Work order: Each entry that follows should be set down precisely, with its pictures removed.

══ Raw data

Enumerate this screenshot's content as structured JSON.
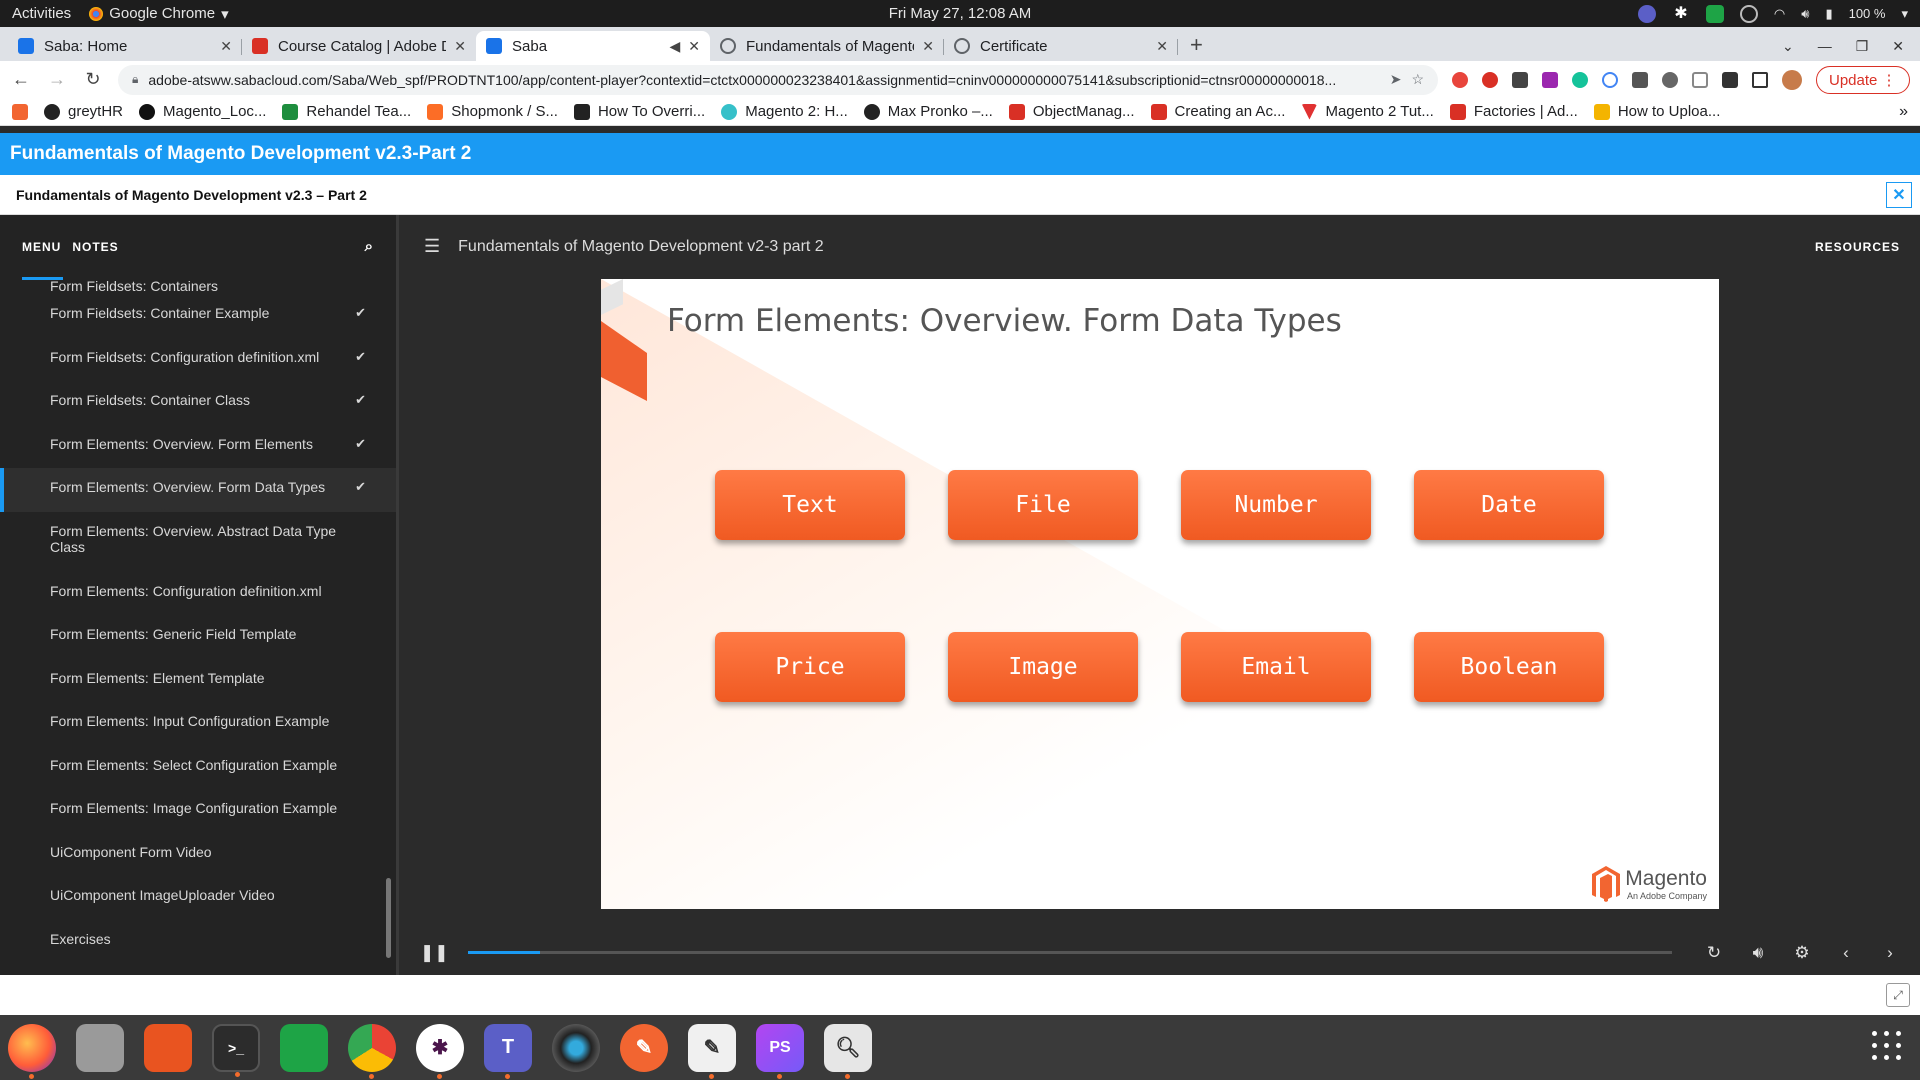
{
  "system_bar": {
    "activities": "Activities",
    "app_name": "Google Chrome",
    "clock": "Fri May 27, 12:08 AM",
    "battery": "100 %"
  },
  "tabs": [
    {
      "title": "Saba: Home",
      "color": "#1a73e8"
    },
    {
      "title": "Course Catalog | Adobe D",
      "color": "#d93025"
    },
    {
      "title": "Saba",
      "color": "#1a73e8"
    },
    {
      "title": "Fundamentals of Magento",
      "color": "#5f6368"
    },
    {
      "title": "Certificate",
      "color": "#5f6368"
    }
  ],
  "omnibox": {
    "url": "adobe-atsww.sabacloud.com/Saba/Web_spf/PRODTNT100/app/content-player?contextid=ctctx000000023238401&assignmentid=cninv000000000075141&subscriptionid=ctnsr00000000018...",
    "update_label": "Update"
  },
  "bookmarks": [
    "greytHR",
    "Magento_Loc...",
    "Rehandel Tea...",
    "Shopmonk / S...",
    "How To Overri...",
    "Magento 2: H...",
    "Max Pronko –...",
    "ObjectManag...",
    "Creating an Ac...",
    "Magento 2 Tut...",
    "Factories | Ad...",
    "How to Uploa..."
  ],
  "course": {
    "header_title": "Fundamentals of Magento Development v2.3-Part 2",
    "sub_title": "Fundamentals of Magento Development v2.3 – Part 2"
  },
  "sidebar": {
    "menu_label": "MENU",
    "notes_label": "NOTES",
    "items": [
      {
        "label": "Form Fieldsets: Containers",
        "done": true
      },
      {
        "label": "Form Fieldsets: Container Example",
        "done": true
      },
      {
        "label": "Form Fieldsets: Configuration definition.xml",
        "done": true
      },
      {
        "label": "Form Fieldsets: Container Class",
        "done": true
      },
      {
        "label": "Form Elements: Overview. Form Elements",
        "done": true
      },
      {
        "label": "Form Elements: Overview. Form Data Types",
        "done": true
      },
      {
        "label": "Form Elements: Overview. Abstract Data Type Class",
        "done": false
      },
      {
        "label": "Form Elements: Configuration definition.xml",
        "done": false
      },
      {
        "label": "Form Elements: Generic Field Template",
        "done": false
      },
      {
        "label": "Form Elements: Element Template",
        "done": false
      },
      {
        "label": "Form Elements: Input Configuration Example",
        "done": false
      },
      {
        "label": "Form Elements: Select Configuration Example",
        "done": false
      },
      {
        "label": "Form Elements: Image Configuration Example",
        "done": false
      },
      {
        "label": "UiComponent Form Video",
        "done": false
      },
      {
        "label": "UiComponent ImageUploader Video",
        "done": false
      },
      {
        "label": "Exercises",
        "done": false
      }
    ]
  },
  "player": {
    "title": "Fundamentals of Magento Development v2-3 part 2",
    "resources_label": "RESOURCES",
    "progress": 0.06
  },
  "slide": {
    "title": "Form Elements: Overview. Form Data Types",
    "data_types": [
      "Text",
      "File",
      "Number",
      "Date",
      "Price",
      "Image",
      "Email",
      "Boolean"
    ],
    "logo_wordmark": "Magento",
    "logo_sub": "An Adobe Company"
  },
  "colors": {
    "accent": "#1a9af3",
    "button_orange": "#f26531"
  }
}
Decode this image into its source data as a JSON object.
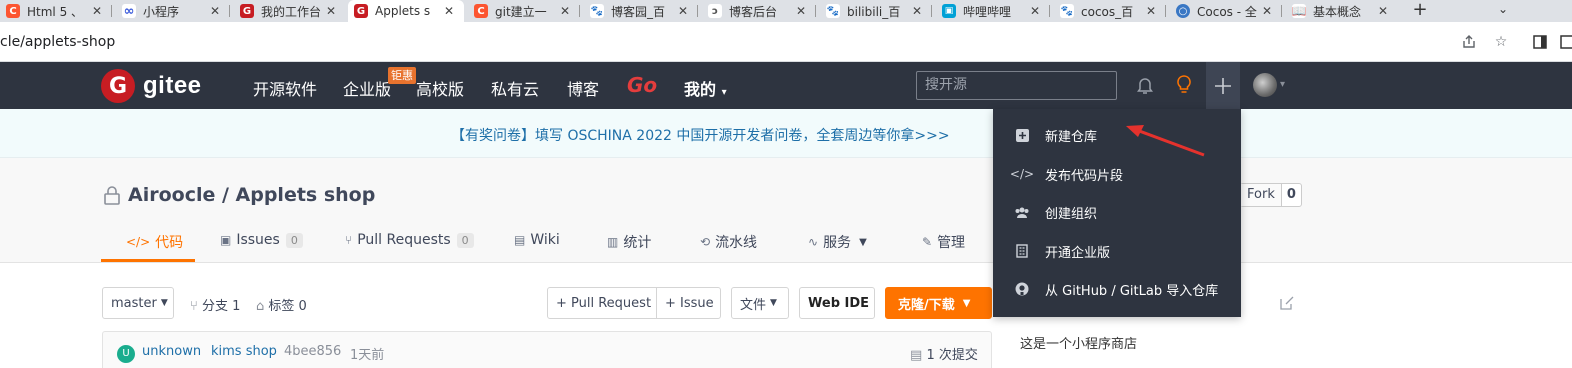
{
  "browser": {
    "tabs": [
      {
        "title": "Html 5 、",
        "icon": "csdn-icon",
        "color": "#fc5531"
      },
      {
        "title": "小程序",
        "icon": "link-icon",
        "color": "#3b5bdb"
      },
      {
        "title": "我的工作台",
        "icon": "gitee-icon",
        "color": "#c71d23"
      },
      {
        "title": "Applets s",
        "icon": "gitee-icon",
        "color": "#c71d23"
      },
      {
        "title": "git建立一",
        "icon": "csdn-icon",
        "color": "#fc5531"
      },
      {
        "title": "博客园_百",
        "icon": "baidu-icon",
        "color": "#2932e1"
      },
      {
        "title": "博客后台",
        "icon": "cnblogs-icon",
        "color": "#555555"
      },
      {
        "title": "bilibili_百",
        "icon": "baidu-icon",
        "color": "#2932e1"
      },
      {
        "title": "哔哩哔哩",
        "icon": "bilibili-icon",
        "color": "#00a1d6"
      },
      {
        "title": "cocos_百",
        "icon": "baidu-icon",
        "color": "#2932e1"
      },
      {
        "title": "Cocos - 全",
        "icon": "cocos-icon",
        "color": "#3a77c4"
      },
      {
        "title": "基本概念",
        "icon": "book-icon",
        "color": "#444444"
      }
    ],
    "new_tab": "+",
    "url": "cle/applets-shop"
  },
  "nav": {
    "logo_word": "gitee",
    "links": [
      "开源软件",
      "企业版",
      "高校版",
      "私有云",
      "博客"
    ],
    "promo_badge": "钜惠",
    "go": "Go",
    "mine": "我的",
    "search_placeholder": "搜开源"
  },
  "announcement": "【有奖问卷】填写 OSCHINA 2022 中国开源开发者问卷，全套周边等你拿>>>",
  "repo": {
    "title": "Airoocle / Applets shop",
    "fork_label": "Fork",
    "fork_count": "0",
    "tabs": [
      {
        "label": "代码",
        "icon": "</>",
        "badge": ""
      },
      {
        "label": "Issues",
        "icon": "▣",
        "badge": "0"
      },
      {
        "label": "Pull Requests",
        "icon": "⑂",
        "badge": "0"
      },
      {
        "label": "Wiki",
        "icon": "▤",
        "badge": ""
      },
      {
        "label": "统计",
        "icon": "▥",
        "badge": ""
      },
      {
        "label": "流水线",
        "icon": "⟲",
        "badge": ""
      },
      {
        "label": "服务",
        "icon": "∿",
        "badge": ""
      },
      {
        "label": "管理",
        "icon": "✎",
        "badge": ""
      }
    ]
  },
  "toolbar": {
    "branch": "master",
    "branches": "分支 1",
    "tags": "标签 0",
    "pull_request": "+ Pull Request",
    "issue": "+ Issue",
    "file": "文件",
    "web_ide": "Web IDE",
    "clone": "克隆/下载"
  },
  "commit": {
    "avatar_letter": "U",
    "author": "unknown",
    "message": "kims shop",
    "hash": "4bee856",
    "time": "1天前",
    "count": "1 次提交"
  },
  "sidebar": {
    "description": "这是一个小程序商店"
  },
  "dropdown": {
    "items": [
      {
        "label": "新建仓库",
        "icon": "plus-square-icon"
      },
      {
        "label": "发布代码片段",
        "icon": "code-icon"
      },
      {
        "label": "创建组织",
        "icon": "group-icon"
      },
      {
        "label": "开通企业版",
        "icon": "building-icon"
      },
      {
        "label": "从 GitHub / GitLab 导入仓库",
        "icon": "github-icon"
      }
    ]
  },
  "colors": {
    "nav_bg": "#2e3440",
    "accent_orange": "#fe7300",
    "gitee_red": "#c71d23",
    "annotation_arrow": "#e5322d"
  }
}
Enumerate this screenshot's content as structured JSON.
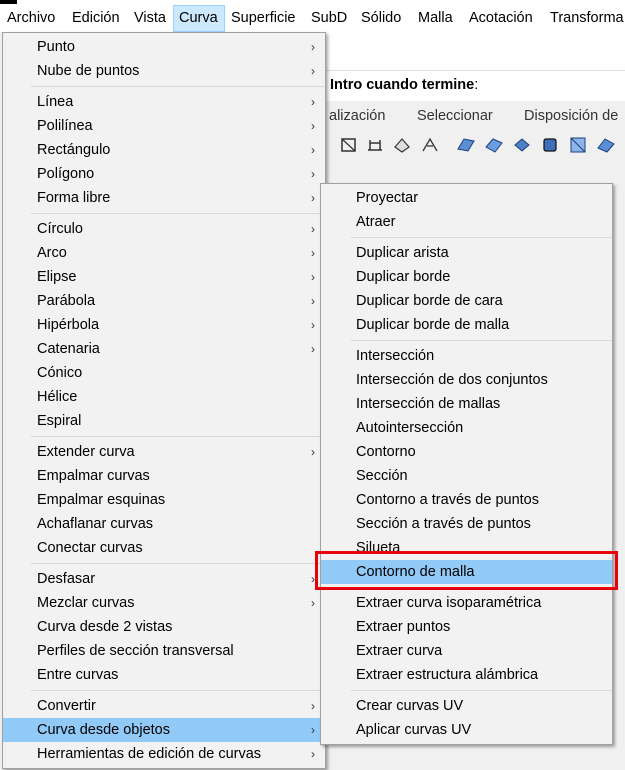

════

Answer to this exercise:
Enumerate this screenshot's content as structured JSON.
{
  "system_bar": {
    "activities": "Activities",
    "app_name": "Google Chrome",
    "clock": "Fri May 27, 12:08 AM",
    "battery": "100 %"
  },
  "tabs": [
    {
      "title": "Saba: Home",
      "color": "#1a73e8"
    },
    {
      "title": "Course Catalog | Adobe D",
      "color": "#d93025"
    },
    {
      "title": "Saba",
      "color": "#1a73e8"
    },
    {
      "title": "Fundamentals of Magento",
      "color": "#5f6368"
    },
    {
      "title": "Certificate",
      "color": "#5f6368"
    }
  ],
  "omnibox": {
    "url": "adobe-atsww.sabacloud.com/Saba/Web_spf/PRODTNT100/app/content-player?contextid=ctctx000000023238401&assignmentid=cninv000000000075141&subscriptionid=ctnsr00000000018...",
    "update_label": "Update"
  },
  "bookmarks": [
    "greytHR",
    "Magento_Loc...",
    "Rehandel Tea...",
    "Shopmonk / S...",
    "How To Overri...",
    "Magento 2: H...",
    "Max Pronko –...",
    "ObjectManag...",
    "Creating an Ac...",
    "Magento 2 Tut...",
    "Factories | Ad...",
    "How to Uploa..."
  ],
  "course": {
    "header_title": "Fundamentals of Magento Development v2.3-Part 2",
    "sub_title": "Fundamentals of Magento Development v2.3 – Part 2"
  },
  "sidebar": {
    "menu_label": "MENU",
    "notes_label": "NOTES",
    "items": [
      {
        "label": "Form Fieldsets: Containers",
        "done": true
      },
      {
        "label": "Form Fieldsets: Container Example",
        "done": true
      },
      {
        "label": "Form Fieldsets: Configuration definition.xml",
        "done": true
      },
      {
        "label": "Form Fieldsets: Container Class",
        "done": true
      },
      {
        "label": "Form Elements: Overview. Form Elements",
        "done": true
      },
      {
        "label": "Form Elements: Overview. Form Data Types",
        "done": true
      },
      {
        "label": "Form Elements: Overview. Abstract Data Type Class",
        "done": false
      },
      {
        "label": "Form Elements: Configuration definition.xml",
        "done": false
      },
      {
        "label": "Form Elements: Generic Field Template",
        "done": false
      },
      {
        "label": "Form Elements: Element Template",
        "done": false
      },
      {
        "label": "Form Elements: Input Configuration Example",
        "done": false
      },
      {
        "label": "Form Elements: Select Configuration Example",
        "done": false
      },
      {
        "label": "Form Elements: Image Configuration Example",
        "done": false
      },
      {
        "label": "UiComponent Form Video",
        "done": false
      },
      {
        "label": "UiComponent ImageUploader Video",
        "done": false
      },
      {
        "label": "Exercises",
        "done": false
      }
    ]
  },
  "player": {
    "title": "Fundamentals of Magento Development v2-3 part 2",
    "resources_label": "RESOURCES",
    "progress": 0.06
  },
  "slide": {
    "title": "Form Elements: Overview. Form Data Types",
    "data_types": [
      "Text",
      "File",
      "Number",
      "Date",
      "Price",
      "Image",
      "Email",
      "Boolean"
    ],
    "logo_wordmark": "Magento",
    "logo_sub": "An Adobe Company"
  },
  "colors": {
    "accent": "#1a9af3",
    "button_orange": "#f26531"
  }
}
Decode this image into its source data as a JSON object.
{
  "browser": {
    "tabs": [
      {
        "title": "Html 5 、",
        "icon": "csdn-icon",
        "color": "#fc5531"
      },
      {
        "title": "小程序",
        "icon": "link-icon",
        "color": "#3b5bdb"
      },
      {
        "title": "我的工作台",
        "icon": "gitee-icon",
        "color": "#c71d23"
      },
      {
        "title": "Applets s",
        "icon": "gitee-icon",
        "color": "#c71d23"
      },
      {
        "title": "git建立一",
        "icon": "csdn-icon",
        "color": "#fc5531"
      },
      {
        "title": "博客园_百",
        "icon": "baidu-icon",
        "color": "#2932e1"
      },
      {
        "title": "博客后台",
        "icon": "cnblogs-icon",
        "color": "#555555"
      },
      {
        "title": "bilibili_百",
        "icon": "baidu-icon",
        "color": "#2932e1"
      },
      {
        "title": "哔哩哔哩",
        "icon": "bilibili-icon",
        "color": "#00a1d6"
      },
      {
        "title": "cocos_百",
        "icon": "baidu-icon",
        "color": "#2932e1"
      },
      {
        "title": "Cocos - 全",
        "icon": "cocos-icon",
        "color": "#3a77c4"
      },
      {
        "title": "基本概念",
        "icon": "book-icon",
        "color": "#444444"
      }
    ],
    "new_tab": "+",
    "url": "cle/applets-shop"
  },
  "nav": {
    "logo_word": "gitee",
    "links": [
      "开源软件",
      "企业版",
      "高校版",
      "私有云",
      "博客"
    ],
    "promo_badge": "钜惠",
    "go": "Go",
    "mine": "我的",
    "search_placeholder": "搜开源"
  },
  "announcement": "【有奖问卷】填写 OSCHINA 2022 中国开源开发者问卷，全套周边等你拿>>>",
  "repo": {
    "title": "Airoocle / Applets shop",
    "fork_label": "Fork",
    "fork_count": "0",
    "tabs": [
      {
        "label": "代码",
        "icon": "</>",
        "badge": ""
      },
      {
        "label": "Issues",
        "icon": "▣",
        "badge": "0"
      },
      {
        "label": "Pull Requests",
        "icon": "⑂",
        "badge": "0"
      },
      {
        "label": "Wiki",
        "icon": "▤",
        "badge": ""
      },
      {
        "label": "统计",
        "icon": "▥",
        "badge": ""
      },
      {
        "label": "流水线",
        "icon": "⟲",
        "badge": ""
      },
      {
        "label": "服务",
        "icon": "∿",
        "badge": ""
      },
      {
        "label": "管理",
        "icon": "✎",
        "badge": ""
      }
    ]
  },
  "toolbar": {
    "branch": "master",
    "branches": "分支 1",
    "tags": "标签 0",
    "pull_request": "+ Pull Request",
    "issue": "+ Issue",
    "file": "文件",
    "web_ide": "Web IDE",
    "clone": "克隆/下载"
  },
  "commit": {
    "avatar_letter": "U",
    "author": "unknown",
    "message": "kims shop",
    "hash": "4bee856",
    "time": "1天前",
    "count": "1 次提交"
  },
  "sidebar": {
    "description": "这是一个小程序商店"
  },
  "dropdown": {
    "items": [
      {
        "label": "新建仓库",
        "icon": "plus-square-icon"
      },
      {
        "label": "发布代码片段",
        "icon": "code-icon"
      },
      {
        "label": "创建组织",
        "icon": "group-icon"
      },
      {
        "label": "开通企业版",
        "icon": "building-icon"
      },
      {
        "label": "从 GitHub / GitLab 导入仓库",
        "icon": "github-icon"
      }
    ]
  },
  "colors": {
    "nav_bg": "#2e3440",
    "accent_orange": "#fe7300",
    "gitee_red": "#c71d23",
    "annotation_arrow": "#e5322d"
  }
}
Enumerate this screenshot's content as structured JSON.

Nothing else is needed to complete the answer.